A profound and articulated concern for human well-being, the creation and maintenance of just societies, a concern for the common good, human rights, the poor, the marginalized and the oppressed—all concerns that nurture the idealism of our students. Here one sees the concern for “social justice” that is a cornerstone of Jesuit Catholic education.
A commitment to the idea that faith and reason are mutually informing rather than antagonistic. One can be intelligent about one’s religious beliefs. Questions and commitments of faith are of real importance to the university and that interest reaches beyond the study of theology.
An embrace of the symbolic, interpretive, and meaning-creating aspects of the human species. The Catholic intellectual tradition is rich in music, literature and poetry, architecture and art. It is inclined toward a full embrace of a Christian humanism that sees nothing in the world as alien to or distant from God. This is what is described as a “sacramental imagination.”
A “Jesuit” or “Ignatian” style of education has flourished for 450 years.
The Jesuit and Catholic Educational Piece at Loyola
All of Loyola’s undertakings—its teaching, research and service—are infused with a conviction regarding the sacred character of reality, the dignity of every human person, the mutually informing dynamic between faith and reason, and the responsibility to care for those who are suffering most in our world. Loyola’s pedagogy is informed by the conviction that faith, knowledge and the promotion of justice are intrinsically related.
A 21st century Core: Transformative Education in the Jesuit Tradition
Sifting: We advertise and wait for people to come.
Vet curriculum vitae and search for teaching and/or publications that demonstrate a sensitivity to:
Large human questions of purpose and meaning.
Religious sensitivity and embrace of religious/transcendent questions.
Engagement with any aspect of the Catholic intellectual tradition.
Concern for questions of ethics and justice.
Interview candidates with explicit mention of the school’s Jesuit heritage and its Catholic identity as a resource
for pedagogical success, scholarly conversation and
Mission Hiring Option 2: Search
Search/Targeted Hire: Engage in an active recruitment of persons that a chair should invite to apply.
Personal knowledge of colleagues in your field is the best way of recruiting such candidates.
Information gleaned at professional conferences in conversations or hearing papers and presentations on topics that mesh with the Jesuit, Catholic dimension of our mission.
Promising graduate students from the institutions at which you trained or from institutions known for their sense of mission, who may be interested in working particularly for us because of who we are as a Jesuit and Catholic university.
Helpful to designate a person—the person most friendly toward and knowledgeable of these questions—responsible for making sure that mission questions are asked and discussed in a way that moves past the perfunctory and can frame this as a strength of the institution.
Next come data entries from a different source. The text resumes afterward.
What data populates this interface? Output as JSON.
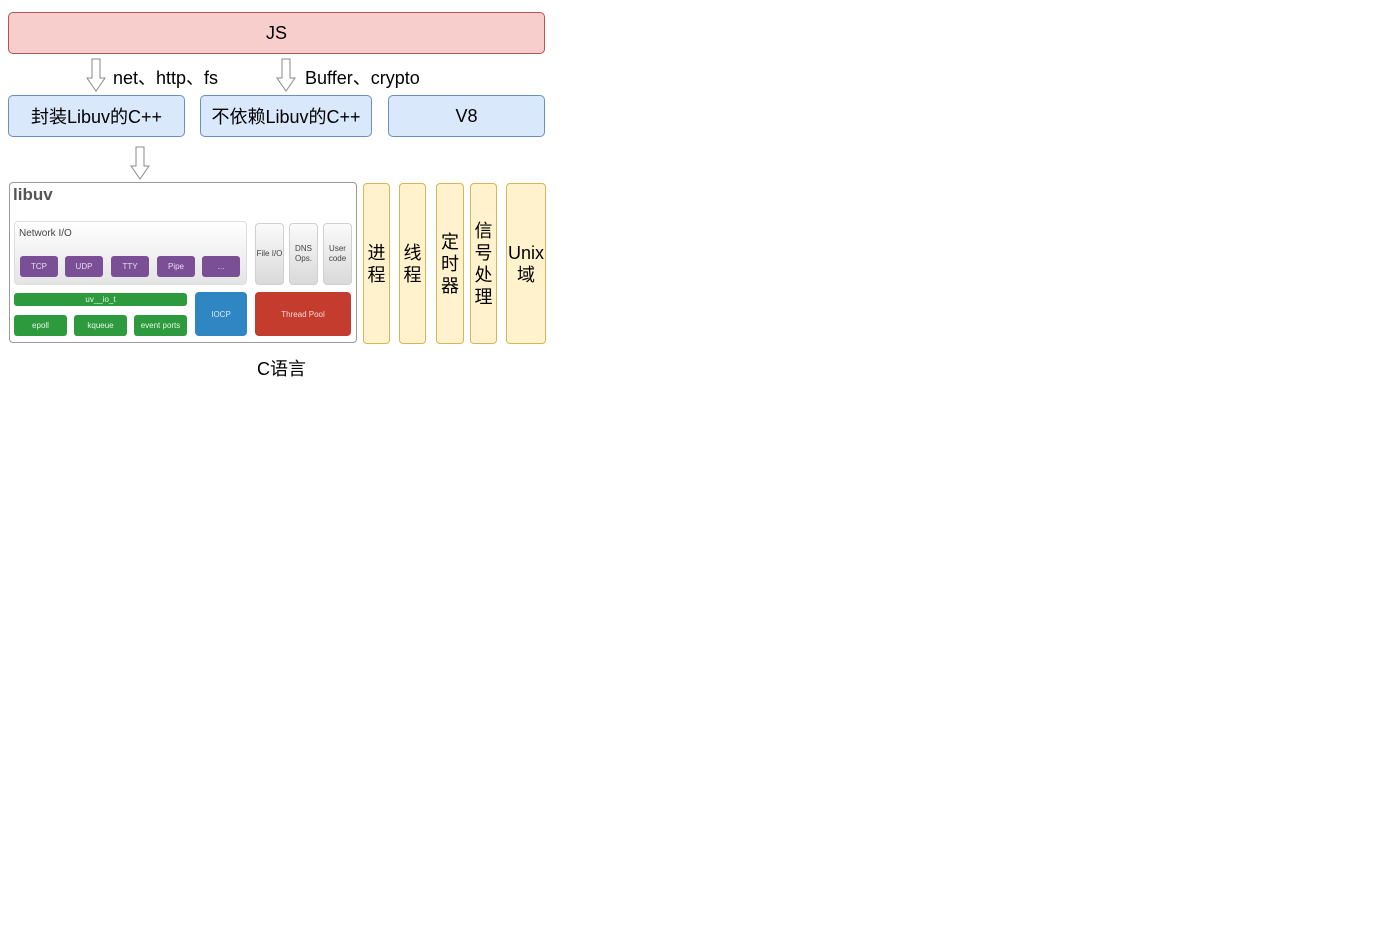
{
  "top": {
    "js_label": "JS"
  },
  "edges": {
    "label_left": "net、http、fs",
    "label_right": "Buffer、crypto"
  },
  "cpp_layer": {
    "wrap_libuv": "封装Libuv的C++",
    "no_libuv": "不依赖Libuv的C++",
    "v8": "V8"
  },
  "libuv": {
    "title": "libuv",
    "network_title": "Network I/O",
    "network_items": [
      "TCP",
      "UDP",
      "TTY",
      "Pipe",
      "..."
    ],
    "file_io": "File I/O",
    "dns_ops": "DNS Ops.",
    "user_code": "User code",
    "uv_io_t": "uv__io_t",
    "backends": [
      "epoll",
      "kqueue",
      "event ports"
    ],
    "iocp": "IOCP",
    "thread_pool": "Thread Pool"
  },
  "os_features": [
    "进程",
    "线程",
    "定时器",
    "信号处理",
    "Unix域"
  ],
  "caption": "C语言",
  "colors": {
    "js_fill": "#f8cecc",
    "js_stroke": "#b85450",
    "cpp_fill": "#dae8fc",
    "cpp_stroke": "#6c8ebf",
    "os_fill": "#fff2cc",
    "os_stroke": "#d6b656",
    "network_item": "#7a4f96",
    "backend": "#2e9a3e",
    "iocp": "#2f86c2",
    "thread_pool": "#c43c2e"
  },
  "icons": {
    "arrow": "arrow-down-hollow-icon"
  }
}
Not a gateway that well-qualified candidates have to pass through.
Needs to be a conversation, not a litmus test.
Helpful to make sure that we communicate that such a conversation is actually welcome; some applicants will be reluctant to speak about these issues for fear that it could hurt their candidacy. We need to encourage them to see this as part of the process at Loyola.
Helpful to consider requesting an essay in response to something like the Transformative Education document in which faculty would be invited to articulate how and where they see themselves contributing concretely to this dimension of the university’s mission.
Candidates’ scholarly and research agenda is the threshold issue.
We are interested in seeking candidates who are drawn to us on account of the Jesuit, Catholic dimension of our mission and identity, not simply tolerant of it and certainly not hostile to it. This may show up in their teaching, research, extra-curricular commitments, or conversation.
We are interested in finding candidates who are interested in being participants in the life of the university rather than delimiting their allegiance and obligations to their field and guild. This is a necessary component for preserving and strengthening our sense of being an intellectual community.
Hiring for the Jesuit, Catholic dimension of the university is an exercise in diversity insofar as it contributes to intellectual diversity in higher education.
What we are being asked to consider in participating in a Jesuit institution:
To understand, respect, and foster the notion that corporate religion and personal spirituality often inspire us to become human agents for just living.
To find a vision of teaching and colleagueship that fosters a common horizon of the good, the true, and the beautiful—terms that, in the Christian faith, are names for God, but are ideas that can be comprehended and affirmed beyond religion.